Within the entries underneath, how many lines include the string "مدافع"? State only the number.

Dataset rows describing interfaces
★ ★ ★ ★
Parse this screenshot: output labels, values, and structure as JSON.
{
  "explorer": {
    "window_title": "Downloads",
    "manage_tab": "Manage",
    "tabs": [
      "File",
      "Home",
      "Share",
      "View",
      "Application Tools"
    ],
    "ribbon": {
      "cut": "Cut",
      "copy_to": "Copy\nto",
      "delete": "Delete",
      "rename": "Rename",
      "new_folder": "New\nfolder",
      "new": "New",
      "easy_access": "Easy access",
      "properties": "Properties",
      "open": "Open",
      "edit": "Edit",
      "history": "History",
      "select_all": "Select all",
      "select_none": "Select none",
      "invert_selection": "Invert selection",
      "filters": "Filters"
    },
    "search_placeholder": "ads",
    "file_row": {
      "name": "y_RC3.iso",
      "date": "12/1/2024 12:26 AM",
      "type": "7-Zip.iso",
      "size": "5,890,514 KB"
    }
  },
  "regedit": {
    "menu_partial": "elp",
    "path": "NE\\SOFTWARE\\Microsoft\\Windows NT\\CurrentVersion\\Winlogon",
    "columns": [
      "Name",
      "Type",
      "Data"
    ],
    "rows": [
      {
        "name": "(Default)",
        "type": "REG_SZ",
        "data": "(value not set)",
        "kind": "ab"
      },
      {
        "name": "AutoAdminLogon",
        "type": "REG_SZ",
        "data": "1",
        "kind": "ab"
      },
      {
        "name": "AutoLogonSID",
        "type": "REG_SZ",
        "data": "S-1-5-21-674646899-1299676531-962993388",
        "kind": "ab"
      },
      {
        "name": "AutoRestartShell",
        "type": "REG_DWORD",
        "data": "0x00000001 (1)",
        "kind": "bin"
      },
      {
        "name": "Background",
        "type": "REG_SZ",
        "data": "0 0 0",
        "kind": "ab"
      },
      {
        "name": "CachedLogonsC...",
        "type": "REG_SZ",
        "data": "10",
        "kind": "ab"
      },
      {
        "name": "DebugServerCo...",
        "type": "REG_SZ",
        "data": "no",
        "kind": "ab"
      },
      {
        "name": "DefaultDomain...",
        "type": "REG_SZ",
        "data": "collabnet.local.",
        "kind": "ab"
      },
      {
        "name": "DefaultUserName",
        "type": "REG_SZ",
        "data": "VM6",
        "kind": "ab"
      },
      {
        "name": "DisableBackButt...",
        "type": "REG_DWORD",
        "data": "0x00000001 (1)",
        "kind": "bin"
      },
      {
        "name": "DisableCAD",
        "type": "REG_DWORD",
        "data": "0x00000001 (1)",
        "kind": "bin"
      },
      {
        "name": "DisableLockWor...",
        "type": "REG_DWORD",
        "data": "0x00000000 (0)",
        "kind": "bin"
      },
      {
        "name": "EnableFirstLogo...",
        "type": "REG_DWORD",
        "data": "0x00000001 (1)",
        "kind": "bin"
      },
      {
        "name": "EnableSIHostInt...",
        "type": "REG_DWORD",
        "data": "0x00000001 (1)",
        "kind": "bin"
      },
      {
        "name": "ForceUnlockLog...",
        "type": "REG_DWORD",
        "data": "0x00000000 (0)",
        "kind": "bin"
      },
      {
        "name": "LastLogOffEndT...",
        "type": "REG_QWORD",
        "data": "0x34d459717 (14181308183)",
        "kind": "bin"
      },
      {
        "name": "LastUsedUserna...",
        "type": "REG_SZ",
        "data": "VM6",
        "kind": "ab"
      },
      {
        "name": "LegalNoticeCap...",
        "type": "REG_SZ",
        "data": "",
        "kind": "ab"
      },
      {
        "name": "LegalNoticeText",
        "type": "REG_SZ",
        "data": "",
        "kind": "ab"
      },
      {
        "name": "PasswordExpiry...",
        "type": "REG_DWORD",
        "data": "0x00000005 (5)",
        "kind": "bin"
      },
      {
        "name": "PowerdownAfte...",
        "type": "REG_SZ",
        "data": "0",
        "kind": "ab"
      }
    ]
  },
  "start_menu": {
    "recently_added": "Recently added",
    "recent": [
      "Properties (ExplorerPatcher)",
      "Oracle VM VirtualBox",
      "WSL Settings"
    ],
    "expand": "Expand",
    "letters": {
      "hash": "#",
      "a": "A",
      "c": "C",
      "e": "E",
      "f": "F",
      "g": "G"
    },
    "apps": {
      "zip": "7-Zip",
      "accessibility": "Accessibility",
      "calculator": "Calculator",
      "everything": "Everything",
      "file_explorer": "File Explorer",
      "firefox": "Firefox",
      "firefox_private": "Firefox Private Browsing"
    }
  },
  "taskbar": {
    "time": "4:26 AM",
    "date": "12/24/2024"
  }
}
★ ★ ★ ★
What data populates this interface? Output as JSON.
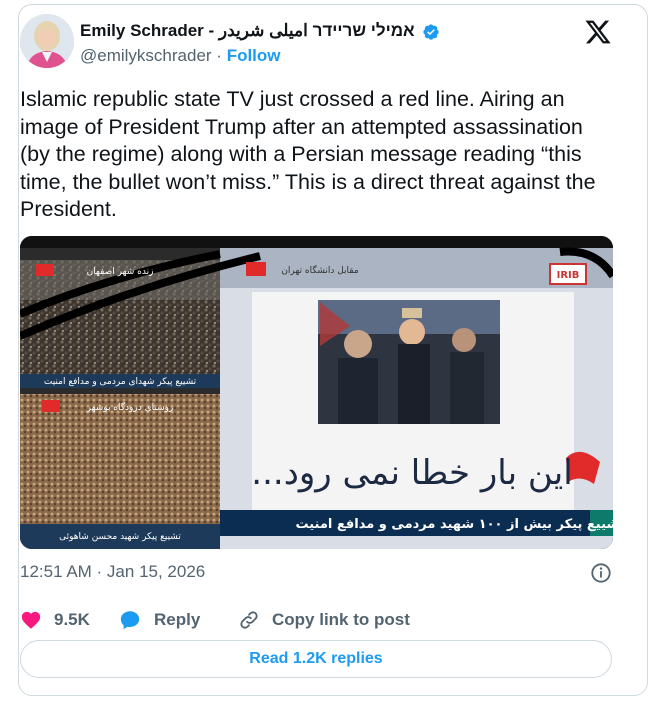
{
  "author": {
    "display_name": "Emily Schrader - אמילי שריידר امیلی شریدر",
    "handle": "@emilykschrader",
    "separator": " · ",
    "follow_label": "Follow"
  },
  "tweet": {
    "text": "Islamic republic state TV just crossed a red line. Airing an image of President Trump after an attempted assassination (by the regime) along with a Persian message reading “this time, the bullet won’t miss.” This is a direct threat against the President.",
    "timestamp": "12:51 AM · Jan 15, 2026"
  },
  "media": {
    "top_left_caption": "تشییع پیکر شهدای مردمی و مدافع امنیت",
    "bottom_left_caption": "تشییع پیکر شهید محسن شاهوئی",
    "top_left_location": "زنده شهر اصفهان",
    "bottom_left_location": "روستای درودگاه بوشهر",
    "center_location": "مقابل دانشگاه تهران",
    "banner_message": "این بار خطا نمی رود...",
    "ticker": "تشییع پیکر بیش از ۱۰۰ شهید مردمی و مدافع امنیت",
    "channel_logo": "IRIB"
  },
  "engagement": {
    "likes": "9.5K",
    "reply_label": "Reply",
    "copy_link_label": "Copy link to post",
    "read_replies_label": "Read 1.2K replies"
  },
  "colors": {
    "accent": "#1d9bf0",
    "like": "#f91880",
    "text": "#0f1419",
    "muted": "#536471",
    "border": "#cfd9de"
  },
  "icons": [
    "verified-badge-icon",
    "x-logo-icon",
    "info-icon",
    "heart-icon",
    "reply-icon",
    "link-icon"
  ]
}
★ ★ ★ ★
**OUTPUT OF THE EXERCISE**
2